In City of Burlingame v. Norberg, 210 Cal. 105, 290 P. 587 (1930), the court concluded that where a Town introduced no evidence showing that it did not collect taxes, it could not establish a claim of right to that property.Summary of this case from Gache v. Town of Harrison, N.Y.
Docket No. S.F. 13335.
July 30, 1930.
APPEAL from a judgment of the Superior Court of San Mateo County. George H. Buck, Judge. Reversed.
The facts are stated in the opinion of the court.
Henry E. Monroe and Julia M. Easley for Appellants.
John F. Davis for Respondent.
Apparently it is conceded that on August 10, 1905, the Howard Estate Company, a corporation, filed a supplemental map to the official map of the City of Burlingame, showing a division of a tract of land owned by it into lots and blocks and at the same time showing without name or number a strip running irregularly across said tract some twenty feet in width, embracing therein the bed of Burlingame Creek. The present controversy involves the reversionary estate in that portion of said strip, 155 feet 3 inches long, which parallels the city hall property in said town.
The uncontroverted facts are that following the filing of said map, plaintiff took possession of this area and has improved it as a channel for the drainage of storm waters arising in said town. Along the property in controversy at least it has also constructed a retaining wall in said stream and between this wall and the southern boundary line of the city hall property, a width of some four feet, it has filled in said creek and for thirteen years next prior to the commencement of this action has utilized said four-foot strip in connection with the said city hall property. It appears also that said corporation, on July 3, 1916, made a conveyance to plaintiff, granting a right of way for the construction and maintenance of a storm sewer system in said creek of the box culvert type, authorizing the use of the full width of said creek and granting uninterrupted ingress and egress to and from same for said purpose.

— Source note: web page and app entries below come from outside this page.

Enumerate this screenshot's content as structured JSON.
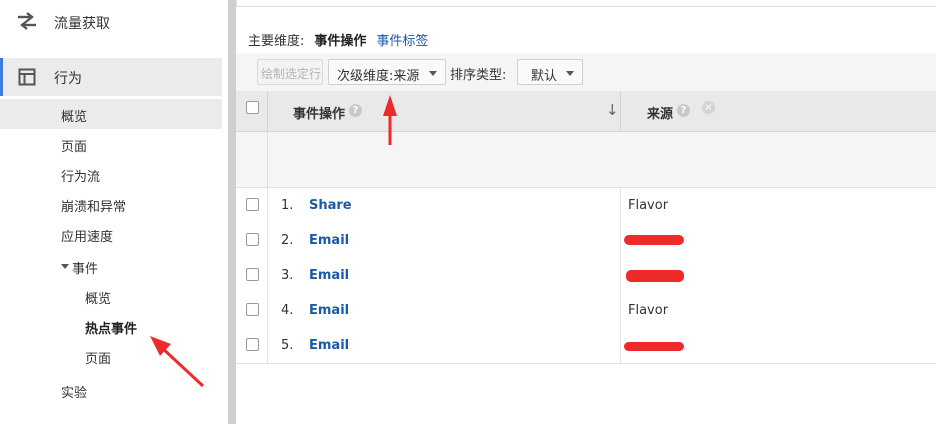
{
  "sidebar": {
    "acquisition_label": "流量获取",
    "behavior_label": "行为",
    "items": [
      {
        "label": "概览"
      },
      {
        "label": "页面"
      },
      {
        "label": "行为流"
      },
      {
        "label": "崩溃和异常"
      },
      {
        "label": "应用速度"
      },
      {
        "label": "事件"
      }
    ],
    "event_items": [
      {
        "label": "概览"
      },
      {
        "label": "热点事件"
      },
      {
        "label": "页面"
      }
    ],
    "experiments_label": "实验"
  },
  "main": {
    "primary_dim_label": "主要维度:",
    "primary_dim_active": "事件操作",
    "primary_dim_link": "事件标签",
    "plot_rows_label": "绘制选定行",
    "secondary_dim_label": "次级维度:来源",
    "sort_type_label": "排序类型:",
    "sort_value": "默认",
    "table": {
      "columns": [
        "事件操作",
        "来源"
      ],
      "rows": [
        {
          "index": "1.",
          "event": "Share",
          "source": "Flavor",
          "redacted": false
        },
        {
          "index": "2.",
          "event": "Email",
          "source": "",
          "redacted": true
        },
        {
          "index": "3.",
          "event": "Email",
          "source": "",
          "redacted": true
        },
        {
          "index": "4.",
          "event": "Email",
          "source": "Flavor",
          "redacted": false
        },
        {
          "index": "5.",
          "event": "Email",
          "source": "",
          "redacted": true
        }
      ]
    }
  },
  "colors": {
    "accent": "#3b7ddd",
    "link": "#1a5aa8",
    "annotation_red": "#ee2a2a"
  }
}
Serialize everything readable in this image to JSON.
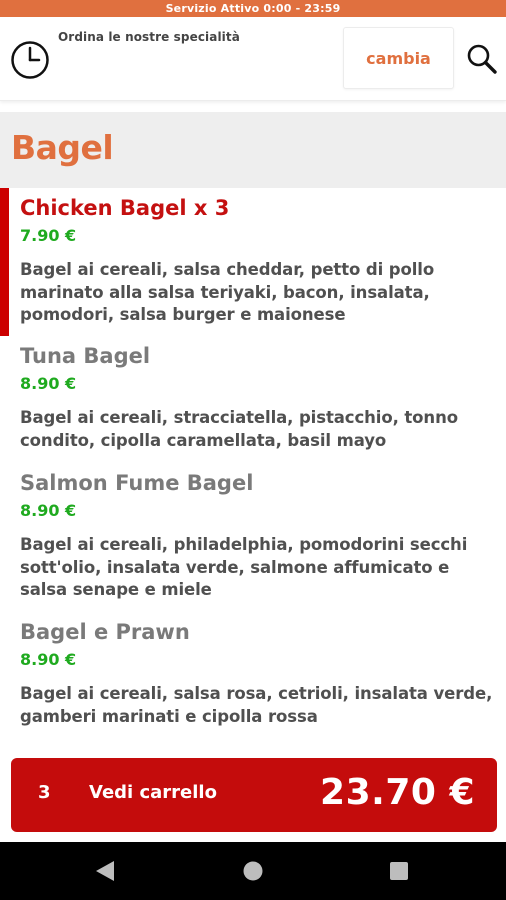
{
  "status_bar": {
    "text": "Servizio Attivo  0:00 - 23:59"
  },
  "header": {
    "order_text": "Ordina le nostre specialità",
    "change_label": "cambia"
  },
  "section": {
    "title": "Bagel"
  },
  "products": [
    {
      "name": "Chicken Bagel x 3",
      "price": "7.90 €",
      "description": "Bagel ai cereali, salsa cheddar, petto di pollo marinato alla salsa teriyaki, bacon, insalata, pomodori, salsa burger e maionese"
    },
    {
      "name": "Tuna Bagel",
      "price": "8.90 €",
      "description": "Bagel ai cereali, stracciatella, pistacchio, tonno condito, cipolla caramellata, basil mayo"
    },
    {
      "name": "Salmon Fume Bagel",
      "price": "8.90 €",
      "description": "Bagel ai cereali, philadelphia, pomodorini secchi sott'olio, insalata verde, salmone affumicato e salsa senape e miele"
    },
    {
      "name": "Bagel e Prawn",
      "price": "8.90 €",
      "description": "Bagel ai cereali, salsa rosa, cetrioli, insalata verde, gamberi marinati e cipolla rossa"
    }
  ],
  "cart": {
    "count": "3",
    "label": "Vedi carrello",
    "total": "23.70 €"
  },
  "colors": {
    "accent_orange": "#e0703f",
    "cart_red": "#c40c0c",
    "selected_red": "#c41010",
    "price_green": "#1faa1f"
  },
  "icons": {
    "clock": "clock-icon",
    "search": "search-icon",
    "back": "back-triangle-icon",
    "home": "home-circle-icon",
    "recent": "recent-square-icon"
  }
}
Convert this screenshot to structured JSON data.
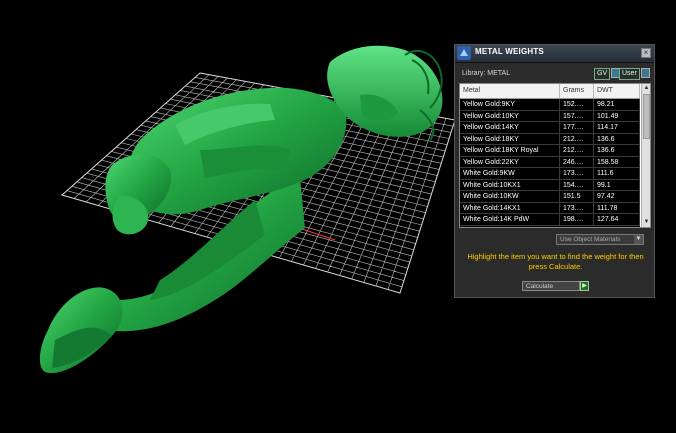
{
  "panel": {
    "title": "METAL WEIGHTS",
    "close_glyph": "×",
    "library": "Library: METAL",
    "gv_label": "GV",
    "user_label": "User",
    "columns": [
      "Metal",
      "Grams",
      "DWT"
    ],
    "rows": [
      {
        "metal": "Yellow Gold:9KY",
        "grams": "152.…",
        "dwt": "98.21"
      },
      {
        "metal": "Yellow Gold:10KY",
        "grams": "157.…",
        "dwt": "101.49"
      },
      {
        "metal": "Yellow Gold:14KY",
        "grams": "177.…",
        "dwt": "114.17"
      },
      {
        "metal": "Yellow Gold:18KY",
        "grams": "212.…",
        "dwt": "136.6"
      },
      {
        "metal": "Yellow Gold:18KY Royal",
        "grams": "212.…",
        "dwt": "136.6"
      },
      {
        "metal": "Yellow Gold:22KY",
        "grams": "246.…",
        "dwt": "158.58"
      },
      {
        "metal": "White Gold:9KW",
        "grams": "173.…",
        "dwt": "111.6"
      },
      {
        "metal": "White Gold:10KX1",
        "grams": "154.…",
        "dwt": "99.1"
      },
      {
        "metal": "White Gold:10KW",
        "grams": "151.5",
        "dwt": "97.42"
      },
      {
        "metal": "White Gold:14KX1",
        "grams": "173.…",
        "dwt": "111.78"
      },
      {
        "metal": "White Gold:14K PdW",
        "grams": "198.…",
        "dwt": "127.64"
      }
    ],
    "select_value": "Use Object Materials",
    "hint": "Highlight the item you want to find the weight for then press Calculate.",
    "calculate_label": "Calculate"
  },
  "colors": {
    "model": "#1fa23c",
    "hint": "#ffcc00",
    "grid": "#cfcfcf",
    "axis": "#ff3333"
  }
}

The city claims this entire twenty-foot strip in fee. Appellants claim the above mentioned deed of 1916 measures the extent of plaintiff's rights. Plaintiff brought the present action in three counts; the first pleads ownership based upon express dedication; the second an easement by adverse user over said entire strip for the outlet of said storm waters and the third pleads ownership by prescription in said four-foot strip adjacent to the city hall property. The defendants denied all claims of plaintiff except such as resulted from the deed of 1916 and pleaded title in themselves subject to said deed. Plaintiff had judgment quieting title in fee to said entire strip, together with a specific judgment also to the same effect as to said four-foot strip. On the trial plaintiff did not deraign title from any source. Neither did the defendants connect themselves with the title to said property or offer any proof of any kind whatsoever. Our problem is what to do with a judgment of this breadth under these facts and conditions.
 It is manifest that mere possession itself, unless it reaches the dignity of a prescriptive right, cannot support an action to quiet title (Civ. Code, sec. 1006). The amendment of 1915 to this section of the code (Stats. 1915, p. 933) superseded the holding in Bond v. Aickley, 168 Cal. 161 [ 141 P. 1188].  Clearly it is not necessary in the dedication of an area to a public use to convey the title in the property. The effect of a dedication is not to deprive an owner of his land, but merely to prevent him during the period of dedication from asserting the right of exclusive possession and enjoyment thereof.  In this case a grant or the dedication of an easement, with the title in fee in the owner, is the extent to which respondent may find support in the record and this is true whether we consider the right as arising from the map filed or from adverse user or from the grant. If the city were condemning a right of way for a storm sewer, it could get no more than this. In neither case could the fee be taken. ( Wright v. Austin, 143 Cal. 236, 240 [101 Am. St. Rep. 97, 65 L.R.A. 949, 76 P. 1023]; Guernsey v. Northern California Power Co., 160 Cal. 699, 705 [36 L.R.A. (N.S.) 185, 117 P. 906]; Porter v. City of Los Angeles, 182 Cal. 515 [189 P. 105]; Parks v. Gates, 186 Cal. 151, 154 [ 199 P. 40]; City of Oakland v. Schenck, 197 Cal. 456, 462 [ 241 P. 545].) While these cases involve highway or street easements, the principle is equally applicable to a public drainage channel, which is but a right of way. Furthermore, the evidence has at least one missing element to establish a prescriptive title as to the four-foot strip for there is neither the allegation nor the proof of the payment of taxes nor proof of the absence of assessment for taxes upon this area. (See Beckett v. City of Petaluma, 171 Cal. 309 [ 153 P. 20].) Doubtless on a retrial a decree may be presented that will protect the rights of both parties.
The judgment is reversed.
Shenk, J., Seawell, J., Richards, J., Curtis, J., Langdon, J., and Waste, C.J., concurred.